Time For Unanimous Outrage At Durbin
June 20, 2005
It’s important that we don’t let Dick Durbin off the hook too quickly. And, it’s important that we not let his shills and enablers turn the tables by saying Republicans are merely attacking him to switch the subject from our alleged abuse of terrorist POWs.
That’s basically what Fox News’ Juan Williams did when he grudgingly admitted that Durbin’s likening of Gitmo to the genocidal Soviet, Cambodian and Nazi regimes was over the top. The decent, though persistently misguided Williams said that Durbin’s crude comparison should not detract from his very important point: that America is abusing prisoners in Guantanamo.
Precisely the reverse is true, Juan. Your reiteration of the bogus charges of torture at the hands of the American military in lame defense of the disloyal and unrepentant Illinois senator must not detract our attention from the unconscionably seditious and unretracted slander he uttered.
Durbin refused to apologize, blaming his hearers for misunderstanding his words, but standing by their content. He did not pretend his statements were made in error, though some of his defenders have said just that, recasting his subsequent remarks as though he’d sheepishly confessed to misspeaking.
Such a ploy doesn’t pass the laugh test for anyone watching the video of Durbin’s outburst, because he was clearly reading from a prepared, written statement. He knew precisely what he was saying, having crafted his exact words for maximum effect prior to taking the Senate floor.
Durbin’s utterance of the remarks after plenty of time for cool and calm reflection coupled with his stubborn unwillingness to apologize eliminate the need for further discussion as to whether he merely misspoke. He may not have anticipated any backlash and thus regrets having brought himself into mild disrepute, but that’s a far cry from having a change of heart about the words he spoke.

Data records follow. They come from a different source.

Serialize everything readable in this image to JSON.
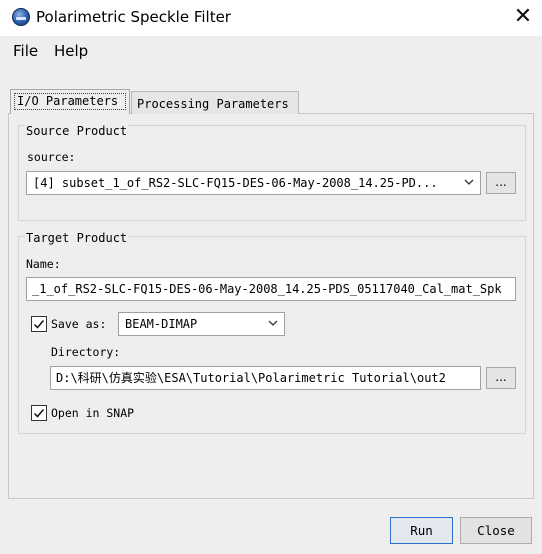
{
  "window": {
    "title": "Polarimetric Speckle Filter",
    "close_glyph": "✕"
  },
  "menu": {
    "file": "File",
    "help": "Help"
  },
  "tabs": {
    "io": "I/O Parameters",
    "processing": "Processing Parameters"
  },
  "source": {
    "group_title": "Source Product",
    "label": "source:",
    "selected": "[4] subset_1_of_RS2-SLC-FQ15-DES-06-May-2008_14.25-PD...",
    "browse": "..."
  },
  "target": {
    "group_title": "Target Product",
    "name_label": "Name:",
    "name_value": "_1_of_RS2-SLC-FQ15-DES-06-May-2008_14.25-PDS_05117040_Cal_mat_Spk",
    "save_as_label": "Save as:",
    "save_as_checked": true,
    "format": "BEAM-DIMAP",
    "directory_label": "Directory:",
    "directory_value": "D:\\科研\\仿真实验\\ESA\\Tutorial\\Polarimetric Tutorial\\out2",
    "browse": "...",
    "open_in_snap_label": "Open in SNAP",
    "open_in_snap_checked": true
  },
  "buttons": {
    "run": "Run",
    "close": "Close"
  },
  "icons": {
    "app": "snap-logo-icon",
    "close": "close-icon",
    "chevron": "chevron-down-icon",
    "check": "checkmark-icon"
  }
}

I applaud those Republican Congressmen who have publicly denounced Durbin for this outrage, but believe such denunciations have been too few and too tame. They have also failed to take to task the entire Democratic Party leadership, starting with Senate Minority Leader Harry Reid, for either affirmatively defending Durbin or neglecting to rebuke him.

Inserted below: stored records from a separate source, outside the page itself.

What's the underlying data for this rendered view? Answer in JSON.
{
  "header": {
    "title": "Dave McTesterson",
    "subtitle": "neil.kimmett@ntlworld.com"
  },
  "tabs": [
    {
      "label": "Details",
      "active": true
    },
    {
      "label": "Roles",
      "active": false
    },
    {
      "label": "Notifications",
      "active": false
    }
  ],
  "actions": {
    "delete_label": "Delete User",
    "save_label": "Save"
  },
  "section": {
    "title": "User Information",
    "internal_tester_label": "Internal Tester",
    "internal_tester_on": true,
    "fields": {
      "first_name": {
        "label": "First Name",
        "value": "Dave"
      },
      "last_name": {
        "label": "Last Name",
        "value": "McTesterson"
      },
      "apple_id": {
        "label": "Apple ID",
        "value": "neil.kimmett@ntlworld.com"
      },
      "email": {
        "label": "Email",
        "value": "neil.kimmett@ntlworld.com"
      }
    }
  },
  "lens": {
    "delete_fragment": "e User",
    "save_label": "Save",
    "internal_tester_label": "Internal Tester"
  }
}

This is a party that purports to care about America’s image in the world. This is a party that indignantly insists it supports America’s military. But in standing by Durbin and refusing to contradict his charges about systematic torture by America’s troops (which is what Durbin has to be saying for his abominable comparisons to make any sense at all), the Democrats have done more to harm America’s international image and undermine and jeopardize our military than anything they falsely imagine President Bush to have done.

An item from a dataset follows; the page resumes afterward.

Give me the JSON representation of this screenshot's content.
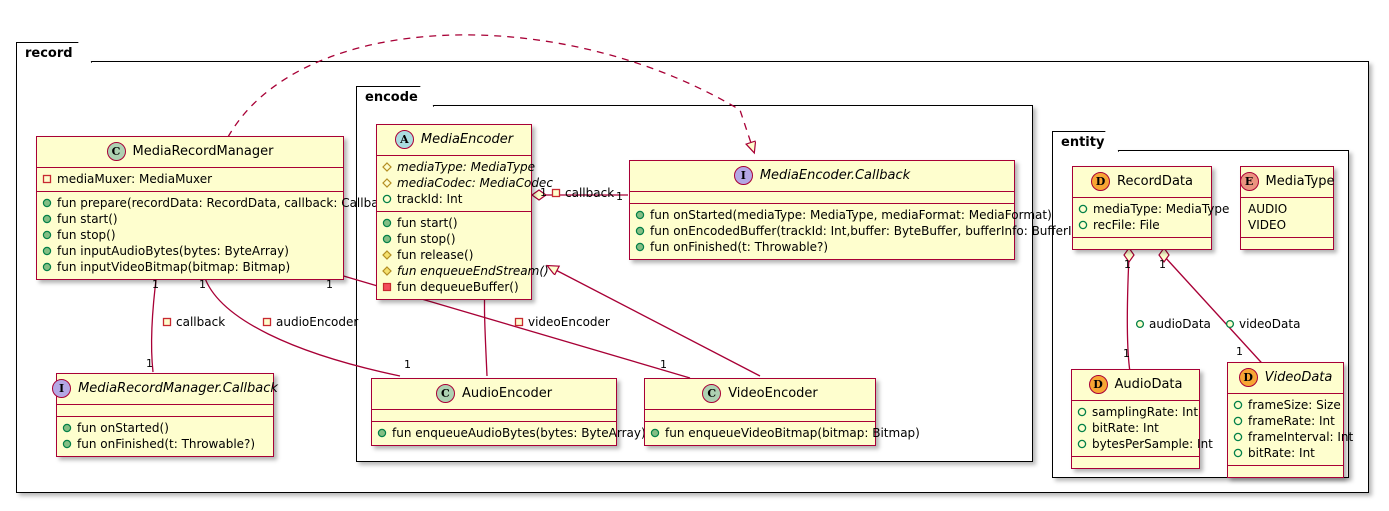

It’s not just that Al Jazeera is gleefully broadcasting Durbin’s infernal indictment throughout the Muslim world; it spouts anti-American propaganda every day. It’s that the entire Democratic Party, in effect, is affirming the substance of his charges.
We can’t just chalk this up to the usual partisan bickering. The Democrats’ recklessness in permitting such a negative impression of America transcends party politics by light years. All responsible Democrats must shout to the world in no uncertain terms that America, as a matter of philosophy, policy and practice treats its prisoners of war better and more humanely than has any other war captor in world history — bar none, and that any departures are a rare exception to the rule.
And Republicans, for their part, mustn’t stop with their sporadic condemnation of Durbin. This isn’t just about Durbin, as despicable as his statements were. Now it really is about our image and our reputation as a good and decent nation. Republicans must declare in one voice that we treat our POWs fairly and decently.
In the meantime, we should unapologetically reserve the moral and legal right to get tough with prisoners when it is necessary to glean information from them that might — and did — save American (and other innocent) lives. We have ceded far too much ground to the political-correctness bullies’ demand that we conduct the war like a pristine criminal trial and treat prisoners of war like harmless traffic offenders.
The Senate should censure and shun Sen. Durbin forthwith for aiding and comforting the enemy not with factual information that happens to place America, the Bush administration and our military in a bad light, but with gross and malicious distortions — inexplicably if Durbin truly is a patriot — to the unspeakable detriment of America and our troops.
This matter must stay on the front burner — even though Democrats will cry dirty politics when they ought to be joining the condemnation chorus — and the administration should take the offensive in sternly rebuking Durbin and praising our troops and their treatment of war prisoners. Shame on Sen. Durbin and any and all standing by him at his lowest moment.